When Dr. Fontein became director, the MFA was losing hundreds of thousands of dollars annually. Several blockbuster shows that were staged on his watch, among them “Pompeii,” “Pissarro,” and “Renoir,” ensured that the museum would remain financially healthy.
“I believe in private enterprise, and this is private enterprise in the arts,” he told the Globe in September 1986, when he announced that he would step down as director the following summer.
Born in Naarden, the Netherlands, Jan Fontein was the middle child of three siblings. His mother was the former Aaltje Brands. His father, Leonardus Hendrikus Fontein, directed a rehabilitation facility. His relatives were active in the resistance while German forces occupied the Netherlands during World War II, and for safety reasons Dr. Fontein’s family sent him to work on a farm in a northwest province.
He later served in the Dutch Navy and attended Leiden University, where he studied Southeast Asian archaeology, along with Chinese and Japanese language and history, and graduated with a doctorate. Dr. Fontein was fluent in “Chinese, Indonesian, Korean, French, German – the list goes on,” said his son Arnout of Somerville. “And if he didn’t speak them, he could certainly read them. Of course, if you’re Dutch, nobody speaks Dutch, so you’d better learn some languages.”

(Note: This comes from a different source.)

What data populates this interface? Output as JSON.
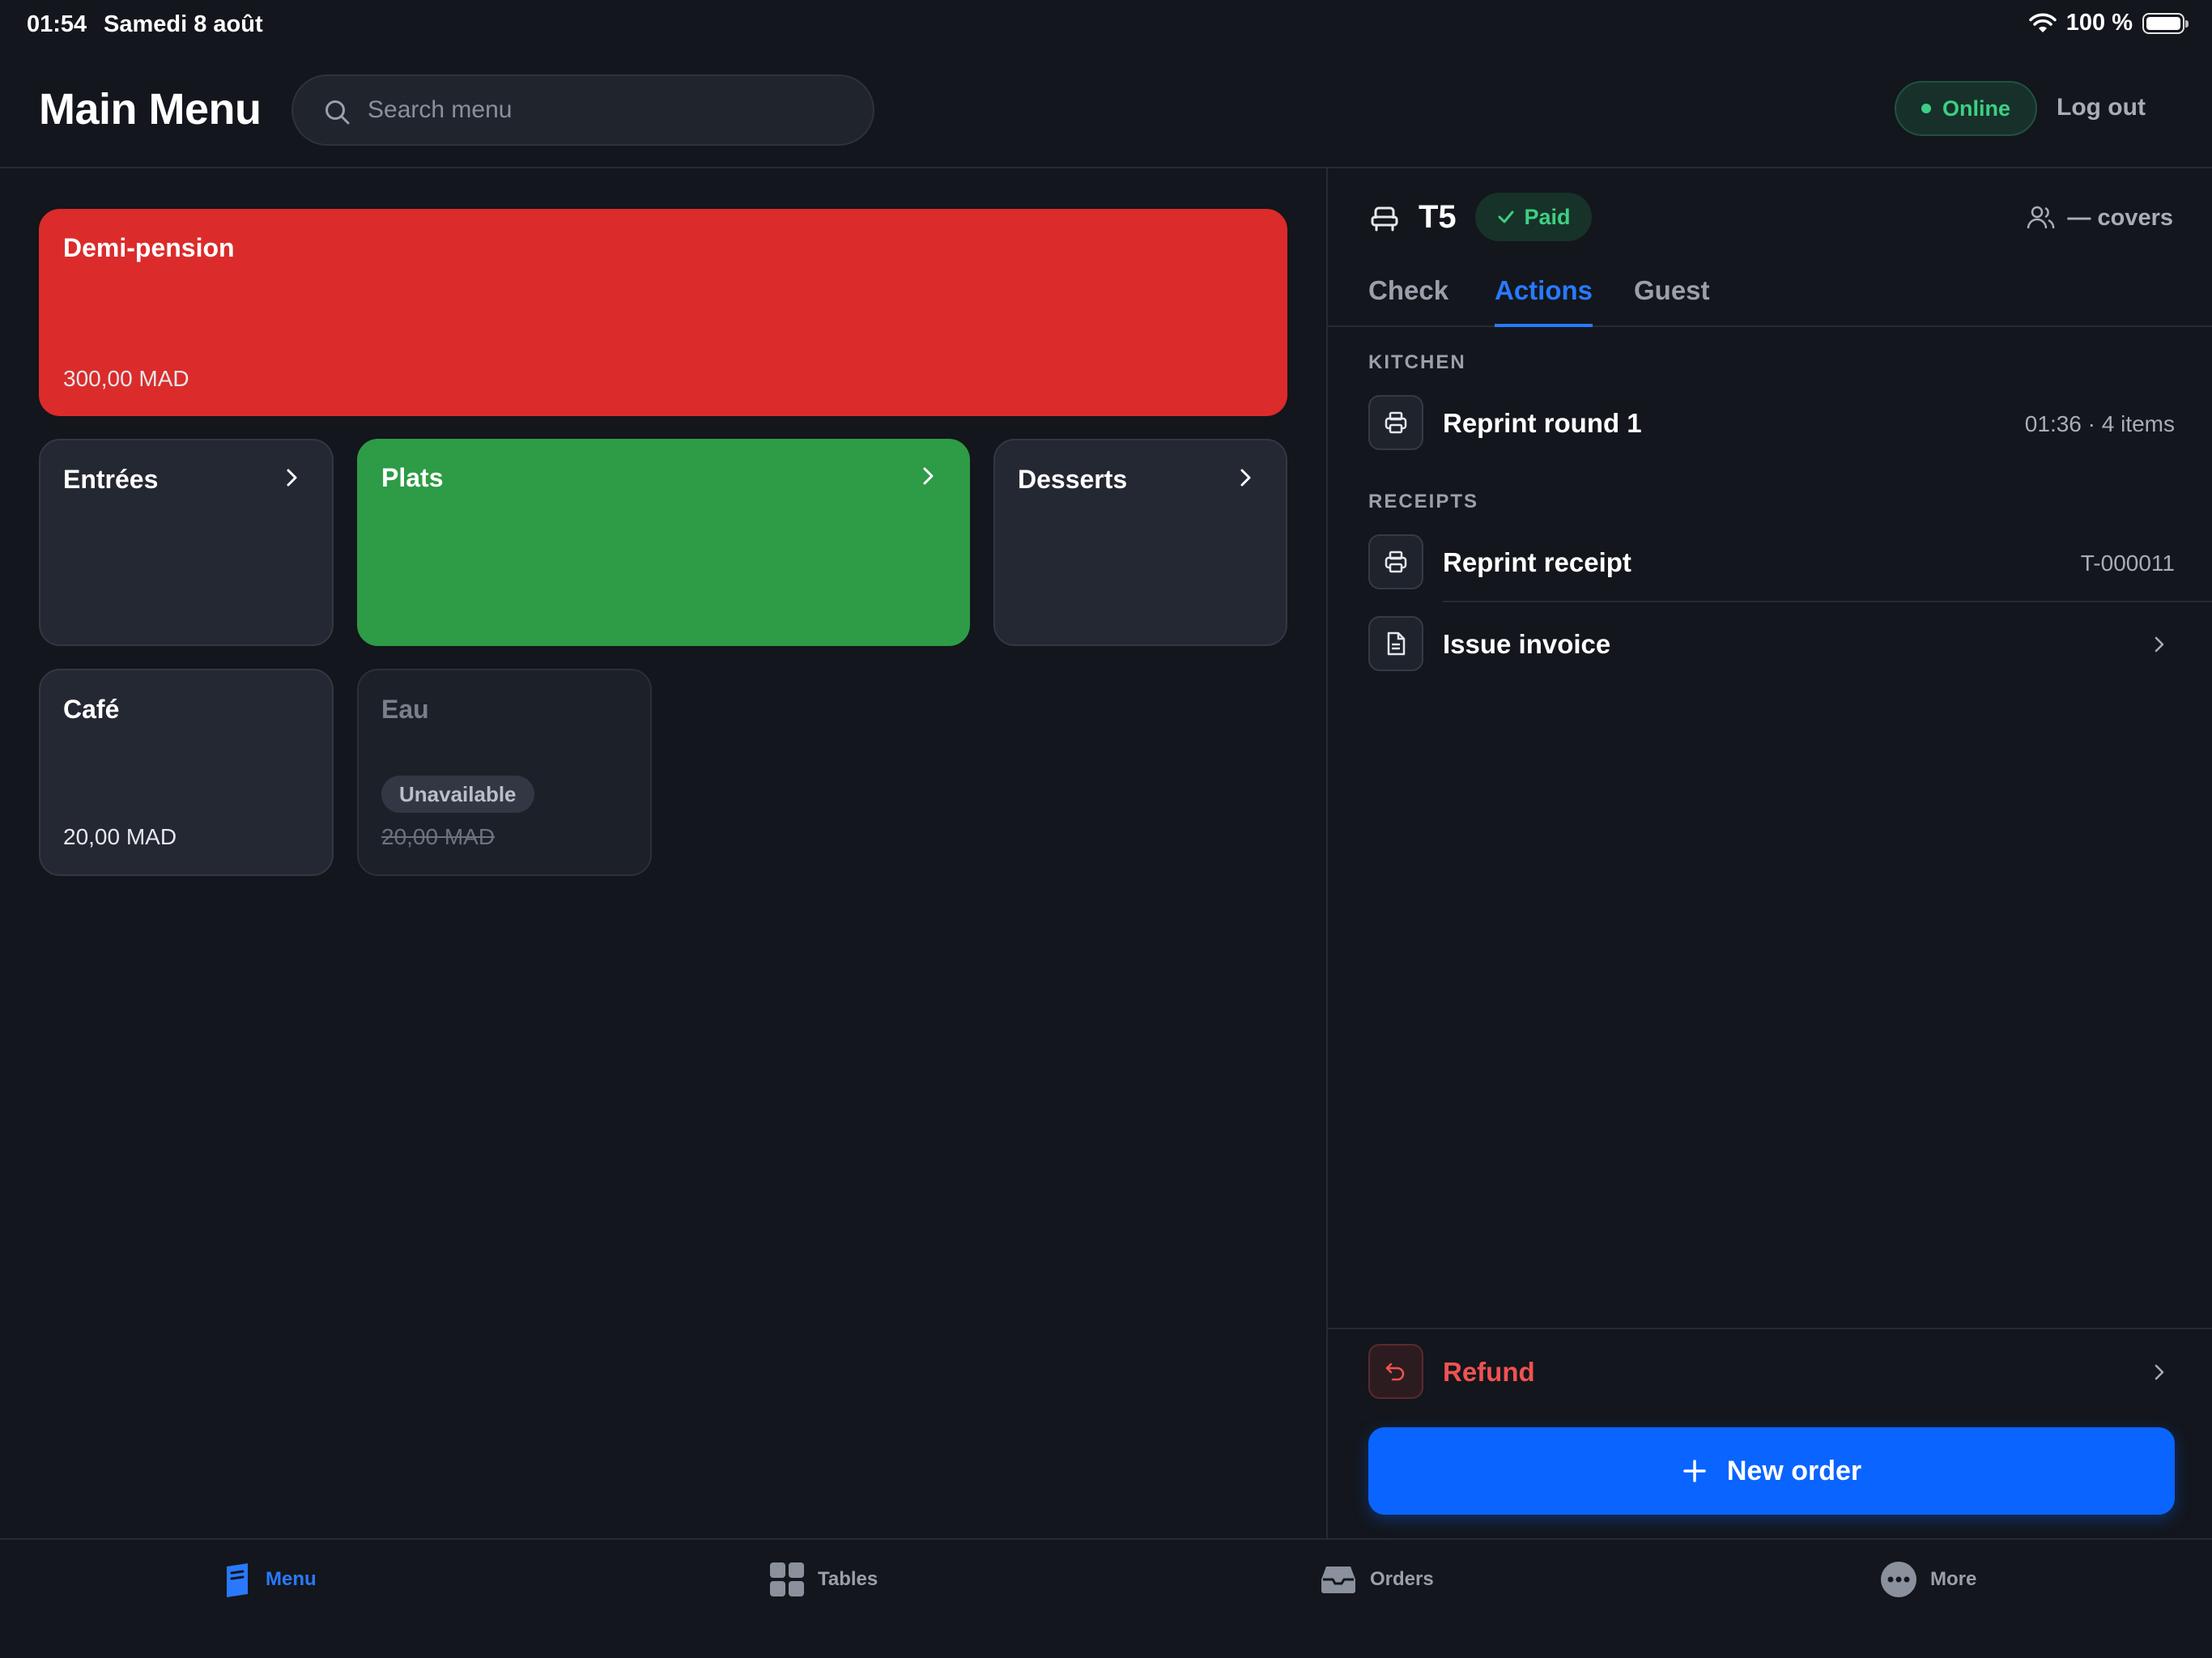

Dr. Fontein told the Globe he was drawn to the “quiet and understated” nature of Asian art. “It’s not ostentatious,” he said. “Simplicity has serenity that’s reflected in the Japanese tea ceremony. The ritual is complicated and it has only to do with a cup of tea. But the movements are so beautiful you transcend yourself in the motions. Quietness is uplifting. Quietness is rooted in spiritual beauty.”

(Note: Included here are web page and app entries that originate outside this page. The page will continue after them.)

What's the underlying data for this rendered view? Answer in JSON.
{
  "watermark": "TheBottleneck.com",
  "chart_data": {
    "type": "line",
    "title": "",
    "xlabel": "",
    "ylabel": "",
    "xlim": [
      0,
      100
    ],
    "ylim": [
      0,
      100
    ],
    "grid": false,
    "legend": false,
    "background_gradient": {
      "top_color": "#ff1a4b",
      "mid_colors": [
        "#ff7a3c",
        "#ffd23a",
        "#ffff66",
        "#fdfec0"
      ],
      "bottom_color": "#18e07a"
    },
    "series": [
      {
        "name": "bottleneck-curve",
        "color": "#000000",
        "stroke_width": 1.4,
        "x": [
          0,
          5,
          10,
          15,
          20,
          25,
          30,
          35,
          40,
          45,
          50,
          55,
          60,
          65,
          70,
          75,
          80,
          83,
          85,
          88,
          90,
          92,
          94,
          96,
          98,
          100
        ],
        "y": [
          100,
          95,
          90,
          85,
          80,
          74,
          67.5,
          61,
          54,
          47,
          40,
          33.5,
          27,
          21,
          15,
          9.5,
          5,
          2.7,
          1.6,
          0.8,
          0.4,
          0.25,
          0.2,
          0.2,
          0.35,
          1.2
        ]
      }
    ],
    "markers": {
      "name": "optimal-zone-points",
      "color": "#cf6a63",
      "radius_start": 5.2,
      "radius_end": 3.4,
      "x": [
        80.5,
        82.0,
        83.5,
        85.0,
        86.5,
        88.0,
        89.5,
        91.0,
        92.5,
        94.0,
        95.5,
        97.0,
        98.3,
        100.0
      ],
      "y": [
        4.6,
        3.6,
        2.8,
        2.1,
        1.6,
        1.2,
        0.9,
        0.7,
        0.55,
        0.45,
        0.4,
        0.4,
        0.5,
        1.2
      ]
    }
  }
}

He also became an authority on Borobudur, the world’s largest Buddhist temple. The 9th century monument is in Indonesia and was the subject of his doctoral dissertation.

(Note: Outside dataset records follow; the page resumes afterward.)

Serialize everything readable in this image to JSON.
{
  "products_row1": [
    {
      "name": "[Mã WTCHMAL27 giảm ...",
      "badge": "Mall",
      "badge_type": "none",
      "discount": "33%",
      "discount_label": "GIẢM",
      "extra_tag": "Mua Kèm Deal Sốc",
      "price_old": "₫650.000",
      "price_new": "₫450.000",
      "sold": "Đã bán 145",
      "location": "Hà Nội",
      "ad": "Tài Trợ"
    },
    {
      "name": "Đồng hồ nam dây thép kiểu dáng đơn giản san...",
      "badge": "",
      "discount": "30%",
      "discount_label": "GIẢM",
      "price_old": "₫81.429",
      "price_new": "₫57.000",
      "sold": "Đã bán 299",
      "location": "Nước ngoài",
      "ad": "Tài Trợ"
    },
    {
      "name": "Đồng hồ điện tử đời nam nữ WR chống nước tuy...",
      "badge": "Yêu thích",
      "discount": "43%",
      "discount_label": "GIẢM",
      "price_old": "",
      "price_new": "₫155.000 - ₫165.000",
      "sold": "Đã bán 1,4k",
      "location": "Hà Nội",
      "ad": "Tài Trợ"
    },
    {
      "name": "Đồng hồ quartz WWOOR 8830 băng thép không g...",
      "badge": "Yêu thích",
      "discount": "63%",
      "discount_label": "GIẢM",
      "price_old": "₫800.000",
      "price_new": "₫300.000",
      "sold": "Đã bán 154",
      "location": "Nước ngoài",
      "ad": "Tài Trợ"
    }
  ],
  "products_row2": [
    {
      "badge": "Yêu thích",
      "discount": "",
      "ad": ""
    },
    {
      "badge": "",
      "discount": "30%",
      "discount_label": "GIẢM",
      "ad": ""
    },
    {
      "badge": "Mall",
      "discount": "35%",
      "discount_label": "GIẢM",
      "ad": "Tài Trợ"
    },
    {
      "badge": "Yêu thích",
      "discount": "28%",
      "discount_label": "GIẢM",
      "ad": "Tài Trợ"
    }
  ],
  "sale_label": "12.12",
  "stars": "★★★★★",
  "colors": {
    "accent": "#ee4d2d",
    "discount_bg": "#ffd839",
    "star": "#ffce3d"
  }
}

While finishing his studies, Dr. Fontein initially worked as an assistant curator at Amsterdam’s Museum of Asiatic Art, which became part of the Rijksmuseum. In the early 1950s, he married Suzanne Heitz, with whom he had two sons, and he used a traveling grant to live with her in Japan for a year. She died in 1998.
In 1966, Dr. Fontein arrived at the MFA as curator of the Asiatic art department. He was appointed interim museum director in 1975 and permanent director the following year. After stepping down in 1987, he became the museum’s Matsutaro Shoriki curator of Asiatic art until 1992, and continued his scholarship and writing. During his tenure as director, the Asian art department was often regarded as the most prestigious in the museum, boosted in part by donations from Japan and elsewhere.
Dr. Fontein liked to travel and to hike, including up New Hampshire’s mountains. During a visit to Borobudur in Indonesia with his other son, Ruurd, of Somerville, Dr. Fontein began discussing the temple and “the next thing I knew, there were about a hundred people trailing us, because he was so enthusiastic,” his son said. “One thing he was very good at was telling a story. That’s when he really came to life.”
In 2002, Dr. Fontein married Yoko Hollis, with whom he traveled extensively. “His intelligence was overwhelming,” she said. “When I look at his library, there are books of poetry, and books in Chinese, and calligraphy. I admired him very much.”
A service will be announced for Dr. Fontein, who in addition to his wife and two sons leaves a brother, Dick, of the Netherlands.
“Eternal paintings, great works of the past, go on forever,” Dr. Fontein told the Globe in 1985.
“Some people lead perfectly happy lives without being moved by a work of art,” he added. “I have no idea why the art world cannot reach these people. For me, art is an essential. When I’m in a strange city, a place I don’t know, I go to a museum. It’s not out of loneliness. It’s just that I feel at home there, comfortable.”Bryan Marquard can be reached at email@example.com.